Is bee regulation necessary?
To the Editor.
When I moved to New England I came across this rural community that had beautiful homes that also possessed animals such as chickens, goats, horses, and bees. I have seen other communities that kept livestock but the homes seemed to suffer, and there are communities that had beautiful homes but they were not allowed to own livestock. Over the years it would appear that many people came here from the cities because they too liked what they saw. Then it appears they soon missed the sound of traffic and car fumes for the sound of chickens was foreign to their hearing as well as the smell of manure. For me it is the sound of traffic that keeps me awake and I know manure is good for the soil and in fact smells sweeter. So regulations are put in place to make the town more city-like.
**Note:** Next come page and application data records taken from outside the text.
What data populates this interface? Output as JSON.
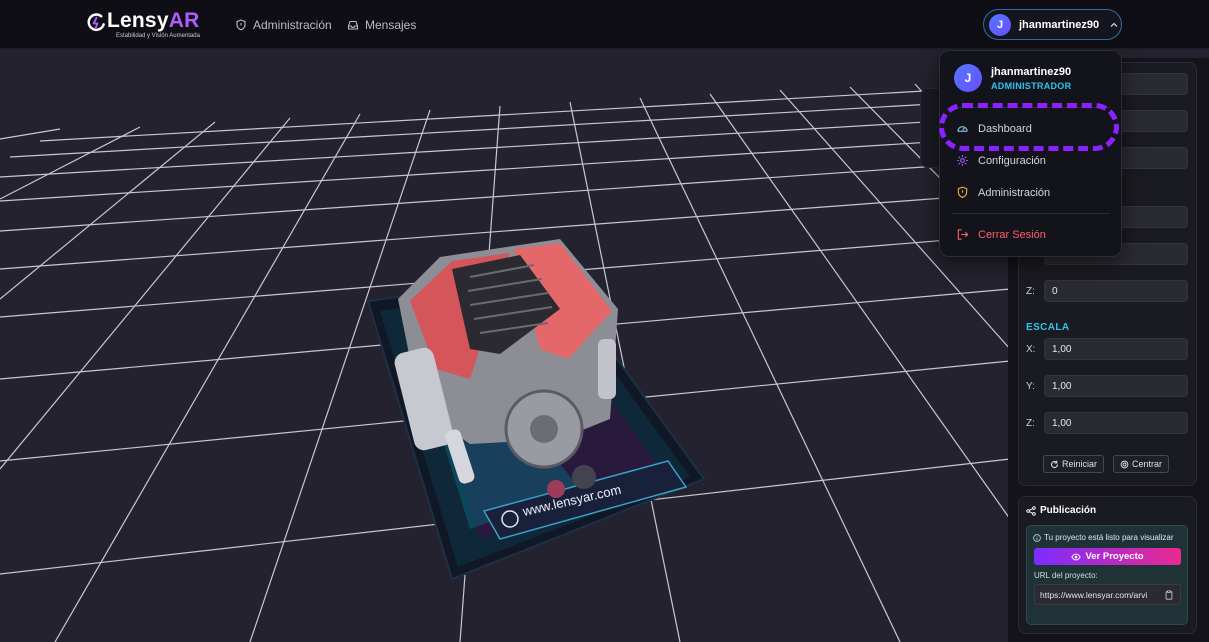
{
  "brand": {
    "name_part1": "Lensy",
    "name_part2": "AR",
    "tagline": "Estabilidad y Visión Aumentada"
  },
  "nav": {
    "items": [
      {
        "label": "Administración",
        "icon": "shield-icon"
      },
      {
        "label": "Mensajes",
        "icon": "inbox-icon"
      }
    ]
  },
  "user": {
    "initial": "J",
    "username": "jhanmartinez90",
    "role": "ADMINISTRADOR"
  },
  "dropdown": {
    "items": [
      {
        "label": "Dashboard",
        "icon": "gauge-icon"
      },
      {
        "label": "Configuración",
        "icon": "gear-icon"
      },
      {
        "label": "Administración",
        "icon": "shield-icon"
      }
    ],
    "logout_label": "Cerrar Sesión"
  },
  "transform": {
    "rotation_z": "0",
    "scale_title": "ESCALA",
    "scale": [
      {
        "axis": "X:",
        "value": "1,00"
      },
      {
        "axis": "Y:",
        "value": "1,00"
      },
      {
        "axis": "Z:",
        "value": "1,00"
      }
    ],
    "z_label": "Z:",
    "reset_label": "Reiniciar",
    "center_label": "Centrar"
  },
  "publication": {
    "title": "Publicación",
    "message": "Tu proyecto está listo para visualizar",
    "view_button": "Ver Proyecto",
    "url_label": "URL del proyecto:",
    "url_value": "https://www.lensyar.com/arvi"
  },
  "scene": {
    "marker_url": "www.lensyar.com"
  },
  "colors": {
    "accent_purple": "#8a22ff",
    "accent_cyan": "#2ec4f0",
    "danger": "#ff5f6d"
  }
}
Now, I hear there is an effort to regulate and inspect bees. Is it known that there are knowledgeable state agencies that inspect hives and provide bee information? I cannot help wonder what the objective is. Is it known that the flowers we enjoy, and both the fruit and vegetables we eat, are dependent on bees? That the products that they produce are also used as food, drink and medicine? That bees have a significant, positive impact on our gross national product? Furthermore, in this part of the world, they are not dangerous. I have listened to a number of stories of how individuals have been attacked by bees but, in every case that I am aware of, it was not bees but ground wasps that stung them. For most city folks, anything that stings and in particular those that are yellow are called bees. I look forward to reading the regulation on ground wasps! Again, why is a bee regulation needed?
To the Editor:
The set has been dismantled and the costumes and props have been returned to the closets, but the impact of the CCHS production of Ragtime will remain in our hearts for quite some time. Director Chuck Brown wanted to "tell a story" this year, and his goal was achieved within the community and among the students.
Eighty students performed in the cast, with two CCHS teachers also appearing on stage. The pit orchestra and tech crew brought the total number of students directly involved with the production to over 140. Include the students who served as ushers and those who manned the ticket and concession tables, and the CCHS student involvement rises to l80. As a community we are proud that so many students made a commitment to the success of this endeavor.
The behind-the-scenes support for this production must also be acknowledged. Students and adults worked together for several weekends to create the set. Sixteen hundred costume pieces were created, collected and tailored to suit the period. During the February vacation and tech week rehearsals, adults prepared nutritious snacks and meals for the students. Many adults worked backstage to help with costume changes, hair and make-up.
The playbill provided background information to audience members and we are grateful to the businesses who sponsored advertising. Special thanks are extended to the stores who serve as ticket agents: The Toy Shop of Concord, The Cheese Shop, Video Revolution, The West Concord 5 & 10 and Daisy's Market in Carlisle.
In choosing Ragtime, with its requirements for a large and diverse cast, Mr. Brown challenged the CCHS population to recruit students new to performing arts. Our students and our community have benefited from his vision and his diligence.
Congratulations to the students who stood on that stage, played an instrument, manned a spotlight, cued a microphone, made sure the prop was in the right place or otherwise contributed to the success of the play. You should feel such pride in what you have done.
Mary Jane Divino
president, Concord-Carlisle Patrons of Performing Students
© 2003 The